Spray-On Skin Helps Firefighter Heal from Serious Burns

All video content available for media use.

To download broadcast-quality video and scripts, click on the links above. Once asset is chosen, the download arrow is in the bottom right hand corner.

Story Summary

Eli Beasley’s life changed instantly when a backyard bonfire burned over 75 percent of his body, but leading-edge technology is helping this firefighter heal.

Jeffrey Litt, DO, was one of the first surgeons in Missouri to use a newly FDA-approved treatment called spray-on skin. In this procedure, a small sample of healthy skin is taken from the patient. An enzyme is used to break apart the skin cells, and the solution is sprayed onto the wound. The cells then start growing to form a new layer of skin.

Clinical trials show patients recover more quickly, using less skin, than with traditional skin grafts.

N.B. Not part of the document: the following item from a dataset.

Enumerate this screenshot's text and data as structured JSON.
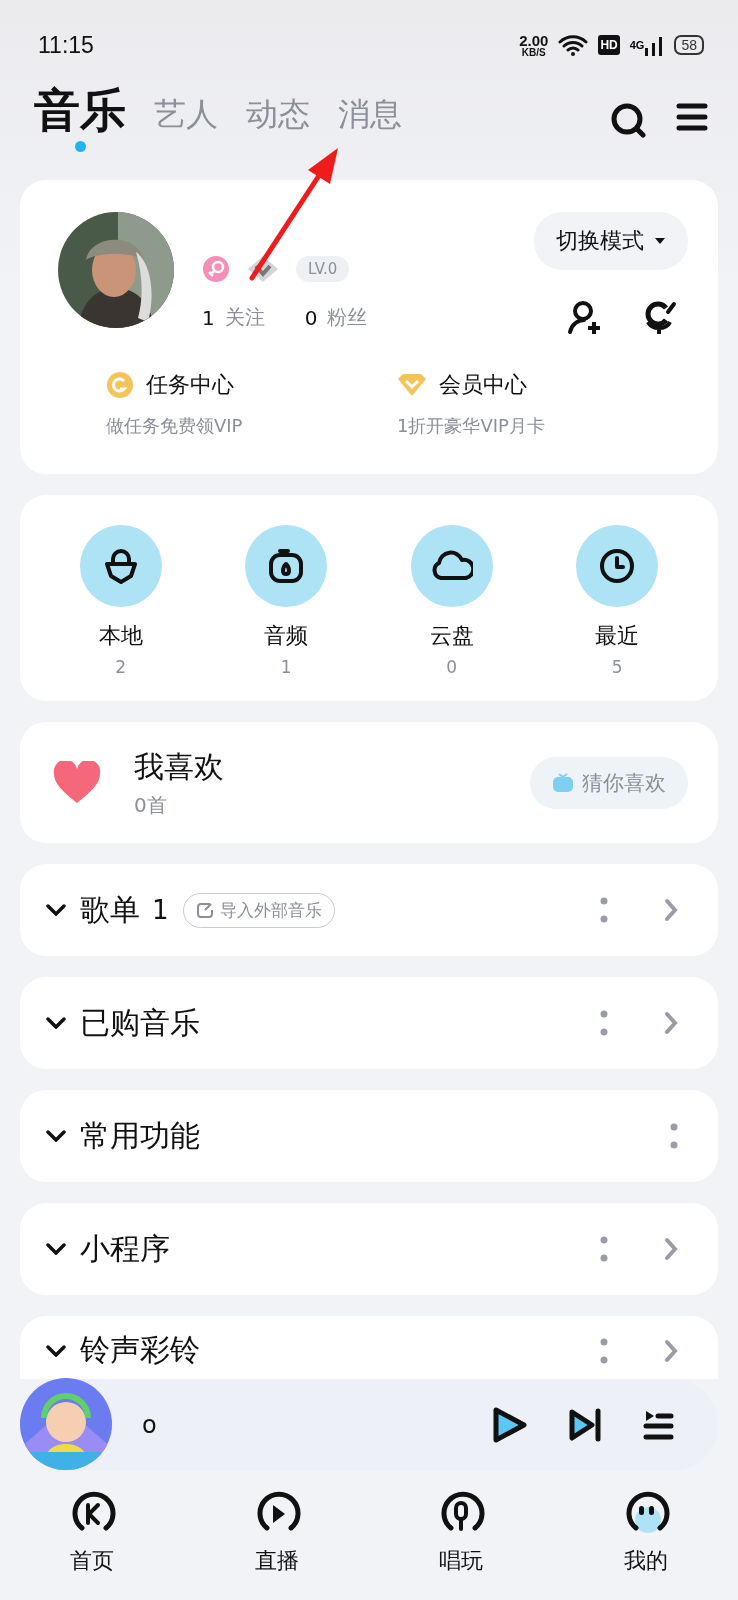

Please contact us with any questions or issues.

Kent Faddis
Video Content Manager
MU Health Care
Office: 573-884-0532
Cell: 573-823-9499 
faddisk@health.missouri.edu

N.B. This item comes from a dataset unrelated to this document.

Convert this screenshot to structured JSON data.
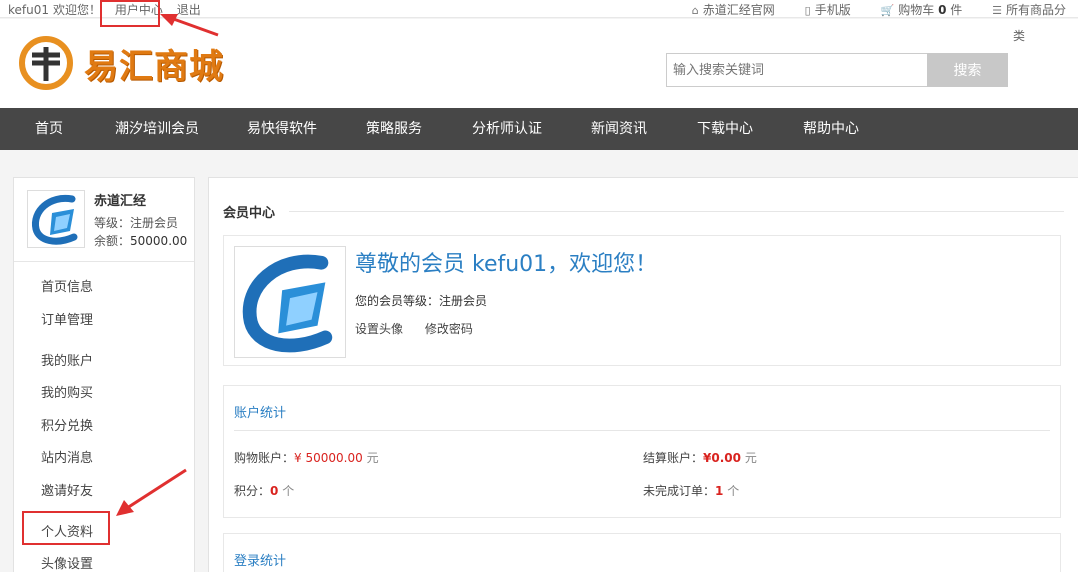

Megan Noe
Video Content Producer
MU Health Care
Office: 573-884-0512
Cell: 309-721-9885
noemm@health.missouri.edu